The return on respect is extremely profitable.
So I am doing it. I am starting this thing called a blog. I have written many things. I sit and write or I sit and I type. Then I delete. Everything always goes unpublished. I find myself in this situation time and time again. I analyze anything and everything. I am always thinking business. I have from a very young age.
When most kids were playing barbies, house, work or school, I wasn’t playing. At the young age of 11 I was working every afternoon for my father’s company. He didn’t request this, I insisted. My father owned his own HVAC company for almost 40 years. He was a well respected man, definition of integrity. There is not a single person in all surrounding counties that will tell you any different. I knew when I grew up I wanted to be just like him.
I am a “daddy’s girl” in every meaning. I wanted to make him proud everyday. I wanted straight A’s, so that I could hear his praise. I wanted to help him work, so that I could show him I was a hard worker.

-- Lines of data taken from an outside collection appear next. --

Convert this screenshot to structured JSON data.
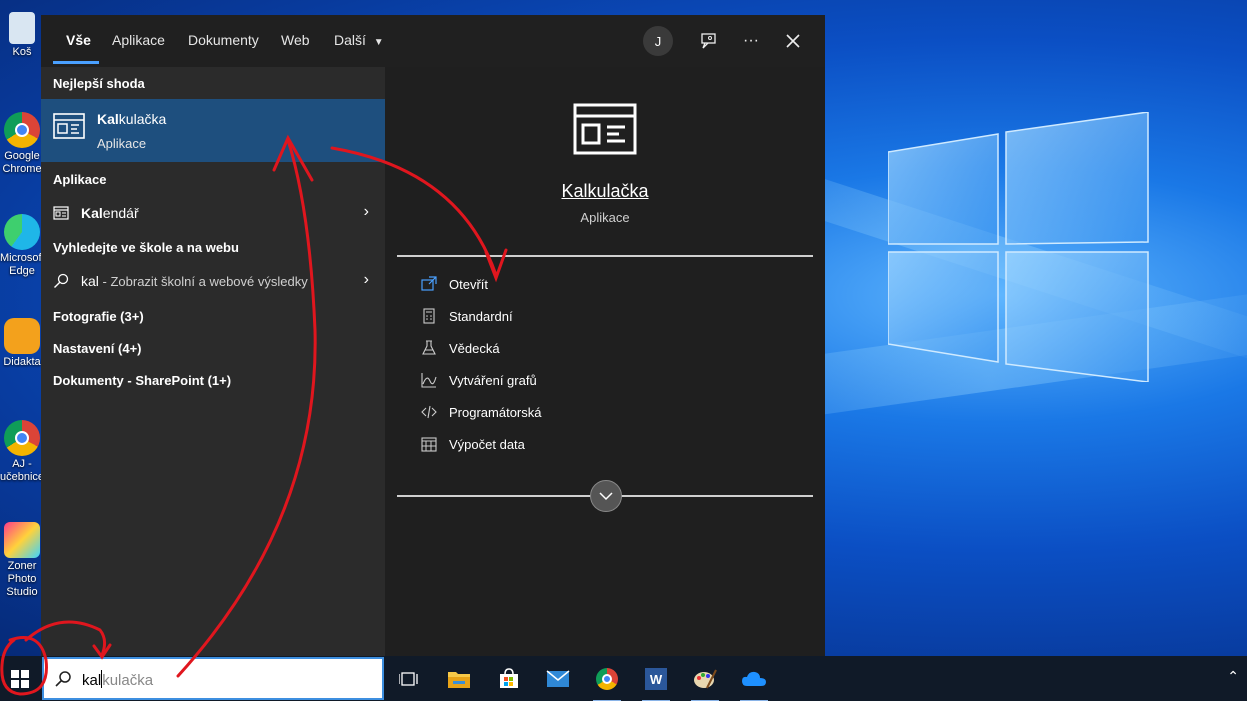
{
  "desktop": {
    "icons": [
      {
        "label": "Koš",
        "icon": "recycle-bin-icon"
      },
      {
        "label": "Google Chrome",
        "icon": "chrome-icon"
      },
      {
        "label": "Microsoft Edge",
        "icon": "edge-icon"
      },
      {
        "label": "Didakta",
        "icon": "owl-icon"
      },
      {
        "label": "AJ - učebnice",
        "icon": "chrome-icon"
      },
      {
        "label": "Zoner Photo Studio",
        "icon": "zoner-icon"
      }
    ]
  },
  "search_panel": {
    "tabs": [
      {
        "label": "Vše",
        "active": true
      },
      {
        "label": "Aplikace"
      },
      {
        "label": "Dokumenty"
      },
      {
        "label": "Web"
      },
      {
        "label": "Další"
      }
    ],
    "avatar_initial": "J",
    "more_label": "···",
    "best_match": {
      "section_label": "Nejlepší shoda",
      "name_bold": "Kal",
      "name_rest": "kulačka",
      "type": "Aplikace"
    },
    "apps_section": {
      "label": "Aplikace",
      "items": [
        {
          "name_bold": "Kal",
          "name_rest": "endář"
        }
      ]
    },
    "web_section": {
      "label": "Vyhledejte ve škole a na webu",
      "query": "kal",
      "hint": " - Zobrazit školní a webové výsledky"
    },
    "categories": [
      "Fotografie (3+)",
      "Nastavení (4+)",
      "Dokumenty - SharePoint (1+)"
    ],
    "preview": {
      "app_name": "Kalkulačka",
      "app_type": "Aplikace",
      "actions": [
        {
          "label": "Otevřít",
          "icon": "open-icon"
        },
        {
          "label": "Standardní",
          "icon": "calculator-icon"
        },
        {
          "label": "Vědecká",
          "icon": "flask-icon"
        },
        {
          "label": "Vytváření grafů",
          "icon": "graph-icon"
        },
        {
          "label": "Programátorská",
          "icon": "code-icon"
        },
        {
          "label": "Výpočet data",
          "icon": "calendar-icon"
        }
      ]
    }
  },
  "taskbar": {
    "search_typed": "kal",
    "search_suggestion": "kulačka",
    "apps": [
      "task-view-icon",
      "file-explorer-icon",
      "store-icon",
      "mail-icon",
      "chrome-icon",
      "word-icon",
      "paint-icon",
      "onedrive-icon"
    ],
    "tray_chevron": "⌃"
  },
  "colors": {
    "accent": "#4aa0ff",
    "best_match_bg": "#1e4f7e",
    "annotation": "#e0161e"
  }
}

My self-assigned job responsibilities included calling on his clients and asking them how they were doing, making them smile and providing customer service. I would call and ask them if they needed a service-run, if everything was running smoothly with their unit, if there was anything we could do to provide better service for them and I would always thank them for their business. Little did I know, I was paving myself a successful road for my future.
Fast forward a couple of years, my daily calls morphed into attempts to collect outstanding monies owed. Everyone respected me. I feel this was because my father delivered respect in his reputable work AND because I was respectful in my calls to collect. I maintained the friendliness and care in my call. I never failed to ask them how they were doing prior to talking business.
Calling someone to remind them of their debt (when I can assure you, the majority have not forgotten about) and asking them how they intend to pay, is not something many people are comfortable with. I have never feared it. I have always viewed these calls as an opportunity to maintain a relationship and hard earned rapport with our customers. Listening to their financial burdens, projecting empathy, understanding their situation and repeating it back to them. Showing them “I CARE”. This is how I maintained my father’s A/R. This is how I grew my career. This is where I am today.
Seek first to understand, then to be understood. – Steven Covey